Women’s SOCCER PREVIEW -Rep of Ire v Iceland, June 11 & June 15
By Dave Donnelly
Three is the magic number for defender Claire Walsh as the Peamount United centre half looks to make 2021 a year to remember.
Walsh will hope to finish the year with a third successive Women’s National League title as the Peas boast a three-point lead. They blew a two-goal half-time lead to draw with Wexford Youths in Greenogue on Saturday evening – their first dropped points of the season – but remain in a commanding position.
Any disappointment soon dissipated, however, as Walsh packed her bags to travel, along with the rest of the Irish squad, to Reykjavik for a friendly double-header against Iceland.
Ireland face the hosts in the first of two encounters on Friday evening (KO 6pm) before ending their trip with a second game on Tuesday. Walsh earned her third cap for Vera Pauw’s side in a narrow 1-0 defeat to Belgium at Heysel Stadium in April.
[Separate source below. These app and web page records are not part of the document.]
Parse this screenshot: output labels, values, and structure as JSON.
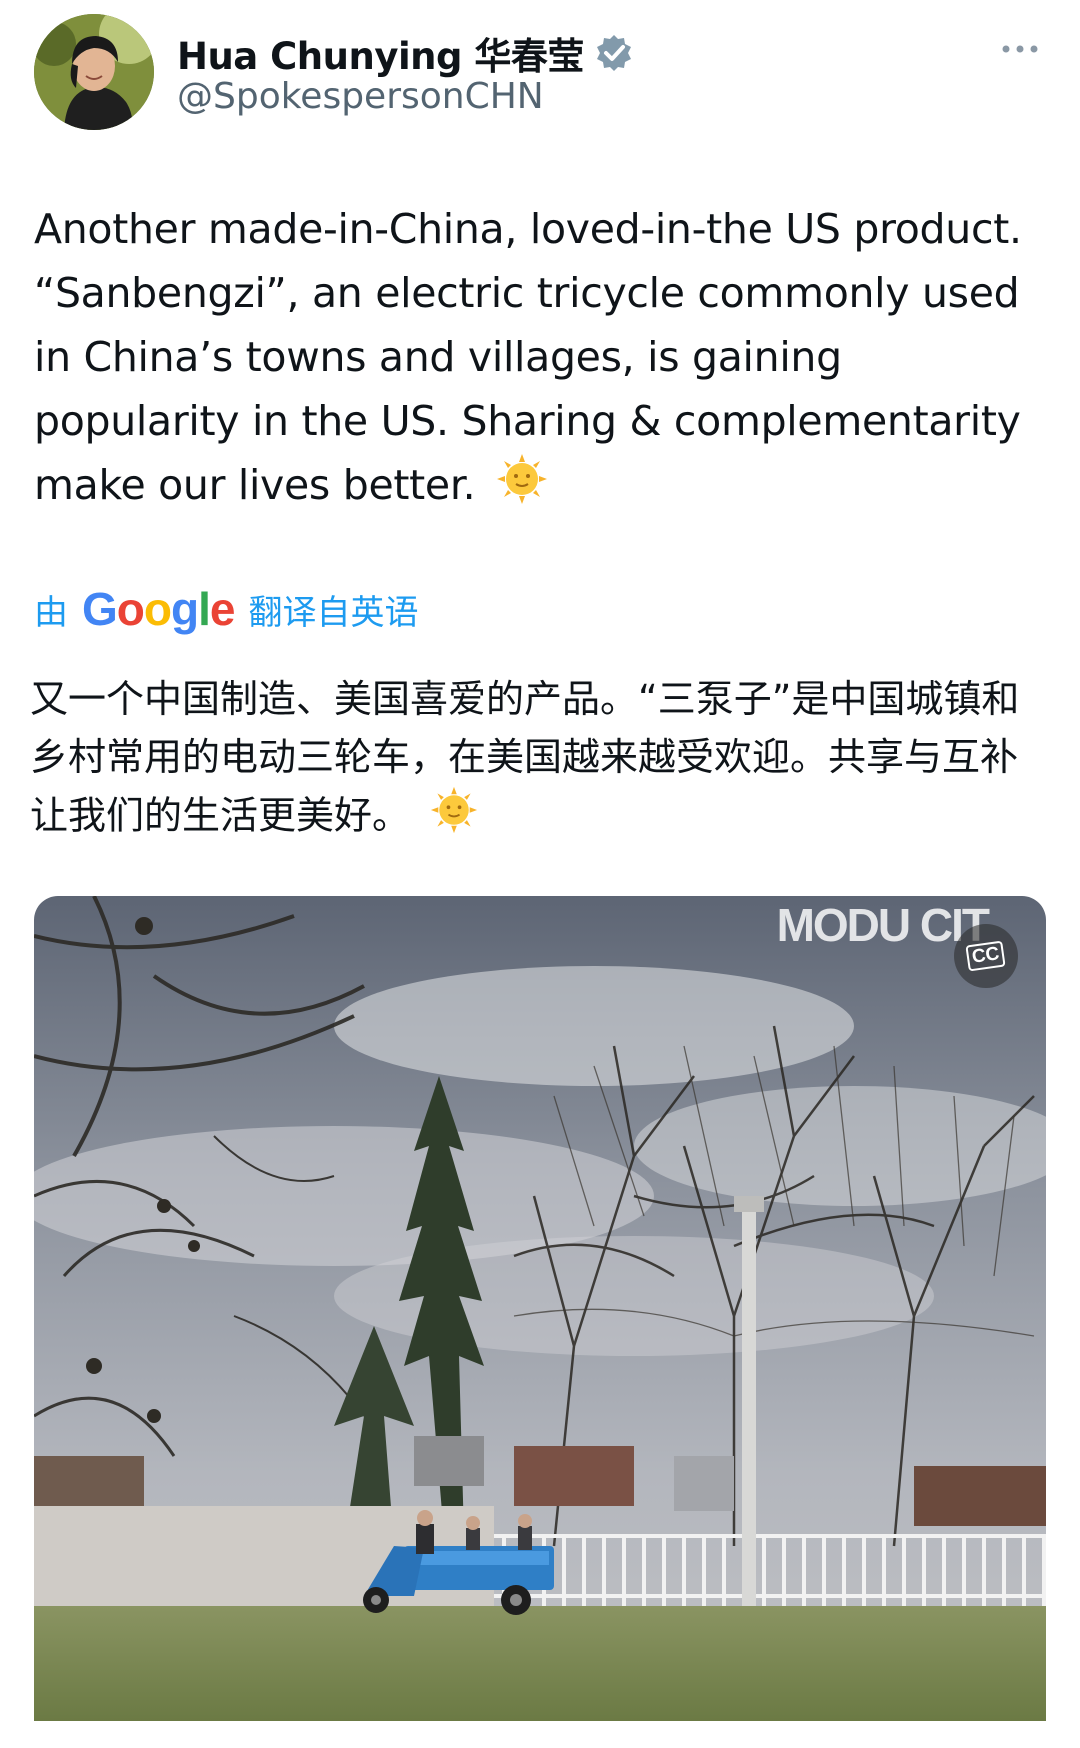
{
  "tweet": {
    "author_name": "Hua Chunying 华春莹",
    "handle": "@SpokespersonCHN",
    "text": "Another made-in-China, loved-in-the US product. “Sanbengzi”, an electric tricycle commonly used in China’s towns and villages, is gaining popularity in the US. Sharing & complementarity make our lives better.",
    "emoji": "sun-with-face"
  },
  "translation": {
    "by_label": "由",
    "provider": "Google",
    "from_label": "翻译自英语",
    "text": "又一个中国制造、美国喜爱的产品。“三泵子”是中国城镇和乡村常用的电动三轮车，在美国越来越受欢迎。共享与互补让我们的生活更美好。"
  },
  "media": {
    "watermark": "MODU CIT",
    "cc_label": "CC"
  },
  "icons": {
    "verified": "verified-badge-icon",
    "more": "more-options-icon",
    "emoji": "sun-emoji-icon",
    "captions": "captions-icon"
  },
  "colors": {
    "link": "#1d9bf0",
    "handle": "#536471",
    "verified": "#829aab"
  }
}
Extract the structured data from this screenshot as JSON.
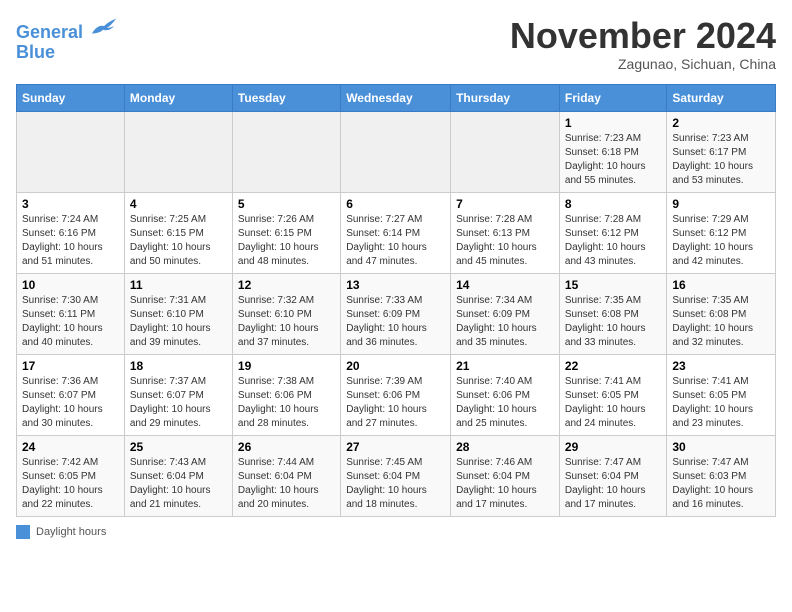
{
  "logo": {
    "line1": "General",
    "line2": "Blue"
  },
  "title": "November 2024",
  "subtitle": "Zagunao, Sichuan, China",
  "days_of_week": [
    "Sunday",
    "Monday",
    "Tuesday",
    "Wednesday",
    "Thursday",
    "Friday",
    "Saturday"
  ],
  "weeks": [
    [
      {
        "day": "",
        "empty": true
      },
      {
        "day": "",
        "empty": true
      },
      {
        "day": "",
        "empty": true
      },
      {
        "day": "",
        "empty": true
      },
      {
        "day": "",
        "empty": true
      },
      {
        "day": "1",
        "sunrise": "7:23 AM",
        "sunset": "6:18 PM",
        "daylight": "10 hours and 55 minutes."
      },
      {
        "day": "2",
        "sunrise": "7:23 AM",
        "sunset": "6:17 PM",
        "daylight": "10 hours and 53 minutes."
      }
    ],
    [
      {
        "day": "3",
        "sunrise": "7:24 AM",
        "sunset": "6:16 PM",
        "daylight": "10 hours and 51 minutes."
      },
      {
        "day": "4",
        "sunrise": "7:25 AM",
        "sunset": "6:15 PM",
        "daylight": "10 hours and 50 minutes."
      },
      {
        "day": "5",
        "sunrise": "7:26 AM",
        "sunset": "6:15 PM",
        "daylight": "10 hours and 48 minutes."
      },
      {
        "day": "6",
        "sunrise": "7:27 AM",
        "sunset": "6:14 PM",
        "daylight": "10 hours and 47 minutes."
      },
      {
        "day": "7",
        "sunrise": "7:28 AM",
        "sunset": "6:13 PM",
        "daylight": "10 hours and 45 minutes."
      },
      {
        "day": "8",
        "sunrise": "7:28 AM",
        "sunset": "6:12 PM",
        "daylight": "10 hours and 43 minutes."
      },
      {
        "day": "9",
        "sunrise": "7:29 AM",
        "sunset": "6:12 PM",
        "daylight": "10 hours and 42 minutes."
      }
    ],
    [
      {
        "day": "10",
        "sunrise": "7:30 AM",
        "sunset": "6:11 PM",
        "daylight": "10 hours and 40 minutes."
      },
      {
        "day": "11",
        "sunrise": "7:31 AM",
        "sunset": "6:10 PM",
        "daylight": "10 hours and 39 minutes."
      },
      {
        "day": "12",
        "sunrise": "7:32 AM",
        "sunset": "6:10 PM",
        "daylight": "10 hours and 37 minutes."
      },
      {
        "day": "13",
        "sunrise": "7:33 AM",
        "sunset": "6:09 PM",
        "daylight": "10 hours and 36 minutes."
      },
      {
        "day": "14",
        "sunrise": "7:34 AM",
        "sunset": "6:09 PM",
        "daylight": "10 hours and 35 minutes."
      },
      {
        "day": "15",
        "sunrise": "7:35 AM",
        "sunset": "6:08 PM",
        "daylight": "10 hours and 33 minutes."
      },
      {
        "day": "16",
        "sunrise": "7:35 AM",
        "sunset": "6:08 PM",
        "daylight": "10 hours and 32 minutes."
      }
    ],
    [
      {
        "day": "17",
        "sunrise": "7:36 AM",
        "sunset": "6:07 PM",
        "daylight": "10 hours and 30 minutes."
      },
      {
        "day": "18",
        "sunrise": "7:37 AM",
        "sunset": "6:07 PM",
        "daylight": "10 hours and 29 minutes."
      },
      {
        "day": "19",
        "sunrise": "7:38 AM",
        "sunset": "6:06 PM",
        "daylight": "10 hours and 28 minutes."
      },
      {
        "day": "20",
        "sunrise": "7:39 AM",
        "sunset": "6:06 PM",
        "daylight": "10 hours and 27 minutes."
      },
      {
        "day": "21",
        "sunrise": "7:40 AM",
        "sunset": "6:06 PM",
        "daylight": "10 hours and 25 minutes."
      },
      {
        "day": "22",
        "sunrise": "7:41 AM",
        "sunset": "6:05 PM",
        "daylight": "10 hours and 24 minutes."
      },
      {
        "day": "23",
        "sunrise": "7:41 AM",
        "sunset": "6:05 PM",
        "daylight": "10 hours and 23 minutes."
      }
    ],
    [
      {
        "day": "24",
        "sunrise": "7:42 AM",
        "sunset": "6:05 PM",
        "daylight": "10 hours and 22 minutes."
      },
      {
        "day": "25",
        "sunrise": "7:43 AM",
        "sunset": "6:04 PM",
        "daylight": "10 hours and 21 minutes."
      },
      {
        "day": "26",
        "sunrise": "7:44 AM",
        "sunset": "6:04 PM",
        "daylight": "10 hours and 20 minutes."
      },
      {
        "day": "27",
        "sunrise": "7:45 AM",
        "sunset": "6:04 PM",
        "daylight": "10 hours and 18 minutes."
      },
      {
        "day": "28",
        "sunrise": "7:46 AM",
        "sunset": "6:04 PM",
        "daylight": "10 hours and 17 minutes."
      },
      {
        "day": "29",
        "sunrise": "7:47 AM",
        "sunset": "6:04 PM",
        "daylight": "10 hours and 17 minutes."
      },
      {
        "day": "30",
        "sunrise": "7:47 AM",
        "sunset": "6:03 PM",
        "daylight": "10 hours and 16 minutes."
      }
    ]
  ],
  "legend": {
    "label": "Daylight hours"
  }
}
The centre-half impressed at the heart of a back three and will hope Pauw continues with the same formation as Ireland prepare to kick off their World Cup qualifying campaign in September. With the experienced duo Louise Quinn (Fiorentina) and Diane Caldwell (NC Courage) well-established, a switch to a back three is the most likely route for anyone looking to break in.
She faces stiff competition from her former Peamount teammate Niamh Farrelly, as well as Liverpool captain Niamh Fahey and Duisburg’s Claire O’Riordan.
Having earned her first cap under interim boss Tom O’Connor away to World Cup winners the United States in 2019, Walsh has been a regular in squads under Pauw.
“I’m really looking forward to it. It’s been a long gap now since the last camp so I can’t wait to get going,” Walsh told the Dublin Gazette.
“I’m happy with my performance and the team performance in general in Belgium. It’s a nice formation, actually.
“I suppose you have a bit more freedom than as a centre half with two, and it’s great to play with girls who are so experienced.”
Walsh is one of eight domestic players in the squad (Shelbourne striker Saoirse Noonan is in line for her debut) and a beneficiary of Eileen Gleeson’s home-based camps.
While the majority of the squad based in the UK, US and Europe benefit from training on a daily basis, home-based players balance jobs with evening training.
“They’re really good sessions and I think they’re important from the home-based players to get an extra session in and play together as often as they can. It’s good to be involved – you’re looking at the top players from across the league and to be training with them is deadly.”
While the April friendlies with Denmark (who boasted UEFA player of the year Pernille Harder) and Belgium yielded narrow defeats against higher-rated opposition, optimism is growing. Ireland only missed out on a play-off for next year’s European Championships thanks to a shock 1-0 loss away to Ukraine in a game they dominated.
Northern Ireland would be the beneficiaries, beating Ukraine in the play-off to reach their first major tournament, an honour that still eludes their counterparts in the 26 counties.
Walsh, who played intercounty GAA for Wicklow before concentrating solely on football, believes the Iceland games are ideal preparation for their bid to reach the World Cup in 2023. Ireland’s group contains two other Nordic countries in Sweden, who reached the quarter-finals in 2019, and Finland, as well as Slovakia and Georgia.
And the double-header with an Iceland side whose players are spread across Europe’s top clubs will serve as a barometer for what’s possible over the next two years.
“We have to aim high. If we want to qualify for a major tournament, these are the sides we need to beat. It’s a really good test for us and to get to play them twice.”
PHOTO CAPTION – Claire Walsh in action against Shelbourne (PHOTOS – Martin Doherty)